I've lived with my host home family for almost two weeks now. And I've learnt a lot.
For example, they eat different food when it rains. They make some kind of soup, with contains a lot of ginger in it.
"Only when it rains. We eat more when it rains." The grandmother says.
Funerals take as long as you want them to. If a relative from a rich family dies, the funeral process will take roughly 2 weeks. It depends on the family's wealth. They go to church everyday for however many days and pray, spend time with everyone. Recently, my Filipino family's uncle passed away, and the funeral was 4 days long. I told them that our funerals only lasted one day, and they were shocked.
"I thought you guys had money?!"
Since I've been here, I've learnt how much water means to them. Whenever I do the washing up, I don't realise how long I leave the tap running when I go and grab the other plate to rinse or whatever. The grandmother always turns the tap off for me.
"Always turn it off when it is not being used."
I was talking about public transport with the family the other day. I explained that we have double decker buses, which have numbers on them - like jeepneys but they're not jeepneys. They cost £1.40 a ride, and they asked how much that was. I worked it out and it was something like over 120 pesos. And jeepneys only cost 8 pesos. Their faces dropped.
And I live with two Filipino volunteers. I've noticed they take their time in doing anything. If they have work at half 8, they'll leave at half 8, or maybe just before. They like staying indoors, washing their clothes (last time I hand washed my clothes, it took me 2 hours!). No matter how much I try to fit in, do the same things as the family, they'll always treat me as a guest. Of course, that's lovely, but I hate being treated differently, or the one with all the attention. But I do as much as possible for the family, they're lovely.
I started my work placement in a different school - First High School for the Hearing Impaired.
When I arrived, I met the teacher who I was going to be working with.
"Your voice is amazing."
I laughed. I honestly didn't know what to say, I've been told that so many times now.
She showed me around and we sat down and she asked me what subjects I liked.
"English." I said.
She asked me to write a paragraph about myself. (I wish I took a picture of it!)
I started with my name, age and where I lived.
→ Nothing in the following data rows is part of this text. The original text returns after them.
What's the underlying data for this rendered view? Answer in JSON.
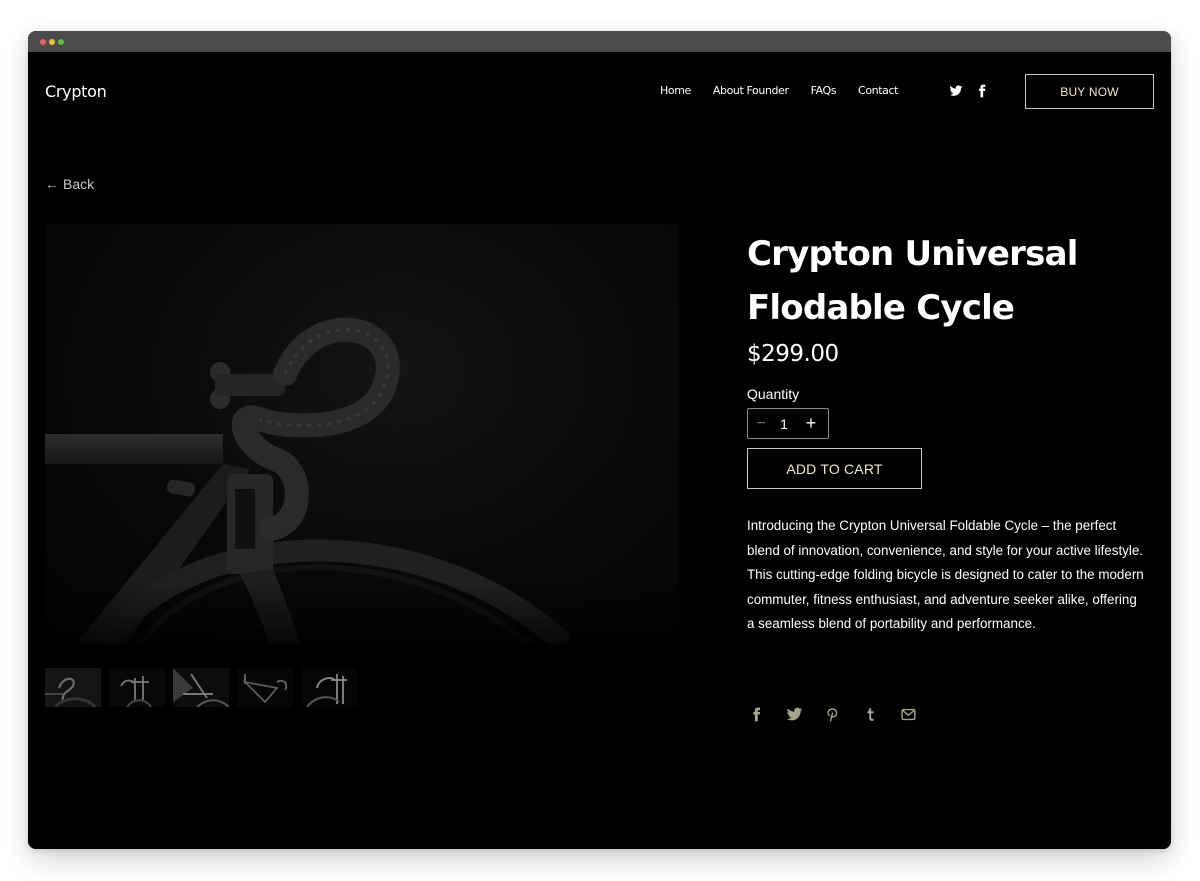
{
  "window": {
    "controls": [
      "close",
      "minimize",
      "maximize"
    ]
  },
  "header": {
    "logo": "Crypton",
    "nav": [
      {
        "label": "Home"
      },
      {
        "label": "About Founder"
      },
      {
        "label": "FAQs"
      },
      {
        "label": "Contact"
      }
    ],
    "social": [
      {
        "icon": "twitter-icon"
      },
      {
        "icon": "facebook-icon"
      }
    ],
    "cta_label": "BUY NOW"
  },
  "back": {
    "arrow": "←",
    "label": "Back"
  },
  "gallery": {
    "main_image_alt": "Close-up of black bicycle handlebars and front wheel",
    "thumbnails": [
      {
        "alt": "Handlebar close-up"
      },
      {
        "alt": "Bicycle front view"
      },
      {
        "alt": "Rider with bicycle"
      },
      {
        "alt": "Bicycle frame"
      },
      {
        "alt": "Bicycle front fork"
      }
    ]
  },
  "product": {
    "title": "Crypton Universal Flodable Cycle",
    "price": "$299.00",
    "quantity_label": "Quantity",
    "quantity": "1",
    "minus": "−",
    "plus": "+",
    "add_to_cart_label": "ADD TO CART",
    "description": "Introducing the Crypton Universal Foldable Cycle – the perfect blend of innovation, convenience, and style for your active lifestyle. This cutting-edge folding bicycle is designed to cater to the modern commuter, fitness enthusiast, and adventure seeker alike, offering a seamless blend of portability and performance.",
    "share": [
      {
        "icon": "facebook-icon"
      },
      {
        "icon": "twitter-icon"
      },
      {
        "icon": "pinterest-icon"
      },
      {
        "icon": "tumblr-icon"
      },
      {
        "icon": "email-icon"
      }
    ]
  },
  "colors": {
    "background": "#000000",
    "accent_text": "#f1e9c4",
    "button_border": "#c9c6b8",
    "share_icon": "#a6a68e",
    "titlebar": "#4b4b4b"
  }
}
I then went on to my family who are deaf, and my two hearing sisters. I spoke about BSL, how I sign differently at home to how I sign here, and how I plan to go to university. I spoke about my qualifications I have now, and finally, I thanked her for letting me work there.
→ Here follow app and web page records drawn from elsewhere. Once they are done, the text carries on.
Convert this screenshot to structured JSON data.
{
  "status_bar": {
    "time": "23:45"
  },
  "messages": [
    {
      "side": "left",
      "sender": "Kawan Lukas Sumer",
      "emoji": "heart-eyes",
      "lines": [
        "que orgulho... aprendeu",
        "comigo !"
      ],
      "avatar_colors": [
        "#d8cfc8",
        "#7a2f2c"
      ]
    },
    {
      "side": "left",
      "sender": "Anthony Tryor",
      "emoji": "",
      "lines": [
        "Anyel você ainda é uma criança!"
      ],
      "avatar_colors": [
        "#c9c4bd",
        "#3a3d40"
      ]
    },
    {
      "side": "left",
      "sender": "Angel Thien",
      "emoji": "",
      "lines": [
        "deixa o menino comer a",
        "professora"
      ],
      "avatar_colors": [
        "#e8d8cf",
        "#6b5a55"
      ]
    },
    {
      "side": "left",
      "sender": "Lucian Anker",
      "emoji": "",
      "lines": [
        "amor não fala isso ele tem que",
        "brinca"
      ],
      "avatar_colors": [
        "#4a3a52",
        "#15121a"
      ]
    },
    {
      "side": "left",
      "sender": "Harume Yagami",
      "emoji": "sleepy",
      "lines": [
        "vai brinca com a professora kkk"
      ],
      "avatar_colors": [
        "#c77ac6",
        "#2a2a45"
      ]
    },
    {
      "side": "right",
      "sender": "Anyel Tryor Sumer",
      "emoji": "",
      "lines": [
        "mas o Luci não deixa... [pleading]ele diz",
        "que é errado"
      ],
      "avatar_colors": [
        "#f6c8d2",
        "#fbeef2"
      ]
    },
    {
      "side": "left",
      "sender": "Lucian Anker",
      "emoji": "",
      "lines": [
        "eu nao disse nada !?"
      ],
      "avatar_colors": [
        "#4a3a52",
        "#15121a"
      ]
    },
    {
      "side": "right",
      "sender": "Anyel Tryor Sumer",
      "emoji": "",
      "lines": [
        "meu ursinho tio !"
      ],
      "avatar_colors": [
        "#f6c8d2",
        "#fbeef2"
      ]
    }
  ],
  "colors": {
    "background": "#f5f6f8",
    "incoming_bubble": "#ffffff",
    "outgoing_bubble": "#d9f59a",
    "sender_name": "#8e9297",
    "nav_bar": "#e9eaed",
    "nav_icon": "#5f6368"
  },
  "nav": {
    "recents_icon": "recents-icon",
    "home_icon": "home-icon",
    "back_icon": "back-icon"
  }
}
While she picked the paper up and read it, her face seemed gobsmaked.
"You have a deaf family? Do they speak?"
"No, we all sign."
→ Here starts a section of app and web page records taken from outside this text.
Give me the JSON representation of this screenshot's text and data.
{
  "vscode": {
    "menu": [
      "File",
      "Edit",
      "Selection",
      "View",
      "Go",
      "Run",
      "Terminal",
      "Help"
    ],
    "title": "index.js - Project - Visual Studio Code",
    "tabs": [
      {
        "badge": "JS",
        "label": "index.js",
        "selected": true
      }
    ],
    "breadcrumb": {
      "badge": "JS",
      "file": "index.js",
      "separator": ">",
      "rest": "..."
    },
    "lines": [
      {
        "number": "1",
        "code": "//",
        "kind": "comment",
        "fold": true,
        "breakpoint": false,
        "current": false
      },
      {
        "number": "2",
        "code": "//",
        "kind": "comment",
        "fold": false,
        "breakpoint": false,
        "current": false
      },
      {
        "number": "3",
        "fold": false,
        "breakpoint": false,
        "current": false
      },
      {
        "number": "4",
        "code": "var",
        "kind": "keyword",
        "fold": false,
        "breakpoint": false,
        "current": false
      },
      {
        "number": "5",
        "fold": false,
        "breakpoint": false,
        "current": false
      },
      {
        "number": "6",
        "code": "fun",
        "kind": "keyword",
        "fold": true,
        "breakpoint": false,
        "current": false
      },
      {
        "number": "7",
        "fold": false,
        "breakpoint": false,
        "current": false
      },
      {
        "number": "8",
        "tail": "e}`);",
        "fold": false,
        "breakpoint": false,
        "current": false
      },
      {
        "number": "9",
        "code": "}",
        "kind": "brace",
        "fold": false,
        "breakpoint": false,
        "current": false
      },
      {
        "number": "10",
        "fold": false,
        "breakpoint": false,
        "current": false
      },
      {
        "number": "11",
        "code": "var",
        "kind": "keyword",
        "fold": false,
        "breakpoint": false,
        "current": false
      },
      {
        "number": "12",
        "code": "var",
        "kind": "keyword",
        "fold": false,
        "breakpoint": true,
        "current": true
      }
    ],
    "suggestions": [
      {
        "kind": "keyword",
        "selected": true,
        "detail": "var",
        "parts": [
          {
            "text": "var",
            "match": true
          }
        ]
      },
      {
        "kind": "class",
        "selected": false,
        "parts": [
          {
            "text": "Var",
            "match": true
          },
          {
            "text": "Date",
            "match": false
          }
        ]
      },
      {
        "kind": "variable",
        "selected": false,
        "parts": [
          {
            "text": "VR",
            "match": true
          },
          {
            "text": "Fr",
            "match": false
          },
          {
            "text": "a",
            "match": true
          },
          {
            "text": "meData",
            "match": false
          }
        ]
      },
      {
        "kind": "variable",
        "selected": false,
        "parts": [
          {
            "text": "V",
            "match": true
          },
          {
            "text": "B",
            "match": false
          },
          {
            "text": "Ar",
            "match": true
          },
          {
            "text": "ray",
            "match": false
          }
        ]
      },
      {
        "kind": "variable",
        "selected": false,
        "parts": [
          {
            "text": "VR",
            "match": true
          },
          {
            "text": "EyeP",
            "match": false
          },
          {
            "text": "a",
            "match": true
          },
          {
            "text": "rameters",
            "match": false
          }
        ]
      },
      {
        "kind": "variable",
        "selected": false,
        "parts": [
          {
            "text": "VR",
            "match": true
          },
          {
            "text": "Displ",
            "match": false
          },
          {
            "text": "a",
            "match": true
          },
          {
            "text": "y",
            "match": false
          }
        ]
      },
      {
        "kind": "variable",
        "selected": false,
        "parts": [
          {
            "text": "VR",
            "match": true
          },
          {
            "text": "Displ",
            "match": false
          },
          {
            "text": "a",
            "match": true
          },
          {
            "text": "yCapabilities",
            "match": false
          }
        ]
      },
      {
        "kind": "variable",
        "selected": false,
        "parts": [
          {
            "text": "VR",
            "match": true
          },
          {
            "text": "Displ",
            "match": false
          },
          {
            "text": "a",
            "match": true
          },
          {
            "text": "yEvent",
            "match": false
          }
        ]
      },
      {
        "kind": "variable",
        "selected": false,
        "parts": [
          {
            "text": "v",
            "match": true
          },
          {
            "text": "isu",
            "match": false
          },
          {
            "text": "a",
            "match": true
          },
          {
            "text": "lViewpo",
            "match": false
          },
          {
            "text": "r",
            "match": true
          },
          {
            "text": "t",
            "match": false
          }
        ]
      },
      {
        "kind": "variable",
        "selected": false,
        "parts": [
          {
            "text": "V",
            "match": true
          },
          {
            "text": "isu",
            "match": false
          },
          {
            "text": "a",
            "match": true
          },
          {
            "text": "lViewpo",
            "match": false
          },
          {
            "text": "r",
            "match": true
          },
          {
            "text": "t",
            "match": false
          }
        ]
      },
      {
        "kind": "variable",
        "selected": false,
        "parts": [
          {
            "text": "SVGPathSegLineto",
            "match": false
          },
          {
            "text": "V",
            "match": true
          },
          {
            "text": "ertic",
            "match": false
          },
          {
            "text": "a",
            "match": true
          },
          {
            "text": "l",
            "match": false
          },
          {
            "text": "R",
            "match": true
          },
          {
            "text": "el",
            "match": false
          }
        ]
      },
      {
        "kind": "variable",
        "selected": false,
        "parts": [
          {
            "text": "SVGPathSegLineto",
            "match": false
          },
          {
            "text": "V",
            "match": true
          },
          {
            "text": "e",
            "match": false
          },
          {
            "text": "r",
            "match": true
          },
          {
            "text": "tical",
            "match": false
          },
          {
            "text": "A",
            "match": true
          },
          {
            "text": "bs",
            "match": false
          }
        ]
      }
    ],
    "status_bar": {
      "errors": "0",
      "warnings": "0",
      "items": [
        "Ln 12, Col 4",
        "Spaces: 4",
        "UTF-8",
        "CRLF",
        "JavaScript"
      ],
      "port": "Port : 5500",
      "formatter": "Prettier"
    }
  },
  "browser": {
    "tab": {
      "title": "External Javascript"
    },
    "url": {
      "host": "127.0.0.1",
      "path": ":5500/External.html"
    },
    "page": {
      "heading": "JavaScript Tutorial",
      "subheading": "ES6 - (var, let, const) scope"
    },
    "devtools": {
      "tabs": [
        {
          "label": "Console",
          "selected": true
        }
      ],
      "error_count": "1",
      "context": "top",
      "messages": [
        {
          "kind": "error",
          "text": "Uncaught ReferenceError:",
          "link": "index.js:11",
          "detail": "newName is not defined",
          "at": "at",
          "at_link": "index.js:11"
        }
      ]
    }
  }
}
"But how? You studied French? I don't understand?"
"In the UK, we aren't restricted to a lower level qualification. They challenge us, and make sure we go as far as we can go. It is also compulsory for all children to be taught English until they're 16, unlike in the Philippines and in my opinion, English is the most important subject for everyone."
Before I started my work placement, another UK volunteer was working at the school. When she arrived, they didn't teach English at all.
"They couldn't be bothered to learn." The teacher said. But the UK volunteer disagreed and was determined to change the timetable. And so it did.
And now we both are teaching English from grades 7 - 9.
"I want to frame this. I honestly do." The teacher said as soon as she finished reading my paragraph.
"It's only a paragraph." I thought to myself. If a teacher from the UK read it, it would be a different story.
The teacher created me a timetable straightaway, and my day consists of English and maths. I chose those subjects because I know I'd be able to make a difference - I love English (to be fair, the teacher's English is not good enough to be able to teach) and I'm good at maths.
I was a judge for the fashion and dance show at the school today. All the children (even though most of them are teenagers and older than me) seem so enthusiastic, willing to learn and friendly. I was dragged in so many pictures today, I practically famous. The perks of being a white person in the Philippines - not.